_AIM OF THE EXERCISE_.
The data is to be reproduced in full and without error.

_DATA EXCERPTS_.

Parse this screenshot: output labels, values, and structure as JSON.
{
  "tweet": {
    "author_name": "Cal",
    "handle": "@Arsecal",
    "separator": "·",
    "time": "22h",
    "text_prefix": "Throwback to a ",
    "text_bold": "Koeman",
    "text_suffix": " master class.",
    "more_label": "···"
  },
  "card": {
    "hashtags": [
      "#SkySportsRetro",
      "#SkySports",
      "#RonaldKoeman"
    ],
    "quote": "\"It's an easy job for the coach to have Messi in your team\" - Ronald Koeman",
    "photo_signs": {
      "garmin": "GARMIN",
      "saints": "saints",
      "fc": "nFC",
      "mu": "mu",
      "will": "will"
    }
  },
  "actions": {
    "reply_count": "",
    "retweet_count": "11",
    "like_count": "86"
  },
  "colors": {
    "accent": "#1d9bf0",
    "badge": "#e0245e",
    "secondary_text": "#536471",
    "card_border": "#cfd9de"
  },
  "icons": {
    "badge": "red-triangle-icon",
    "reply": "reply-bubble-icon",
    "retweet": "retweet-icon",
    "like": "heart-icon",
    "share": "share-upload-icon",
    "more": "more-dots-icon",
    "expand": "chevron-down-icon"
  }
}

_FINAL ANSWER_.
Parse this screenshot: output labels, values, and structure as JSON.
{
  "tweet": {
    "author_name": "Cal",
    "handle": "@Arsecal",
    "separator": "·",
    "time": "22h",
    "text_prefix": "Throwback to a ",
    "text_bold": "Koeman",
    "text_suffix": " master class.",
    "more_label": "···"
  },
  "card": {
    "hashtags": [
      "#SkySportsRetro",
      "#SkySports",
      "#RonaldKoeman"
    ],
    "quote": "\"It's an easy job for the coach to have Messi in your team\" - Ronald Koeman",
    "photo_signs": {
      "garmin": "GARMIN",
      "saints": "saints",
      "fc": "nFC",
      "mu": "mu",
      "will": "will"
    }
  },
  "actions": {
    "reply_count": "",
    "retweet_count": "11",
    "like_count": "86"
  },
  "colors": {
    "accent": "#1d9bf0",
    "badge": "#e0245e",
    "secondary_text": "#536471",
    "card_border": "#cfd9de"
  },
  "icons": {
    "badge": "red-triangle-icon",
    "reply": "reply-bubble-icon",
    "retweet": "retweet-icon",
    "like": "heart-icon",
    "share": "share-upload-icon",
    "more": "more-dots-icon",
    "expand": "chevron-down-icon"
  }
}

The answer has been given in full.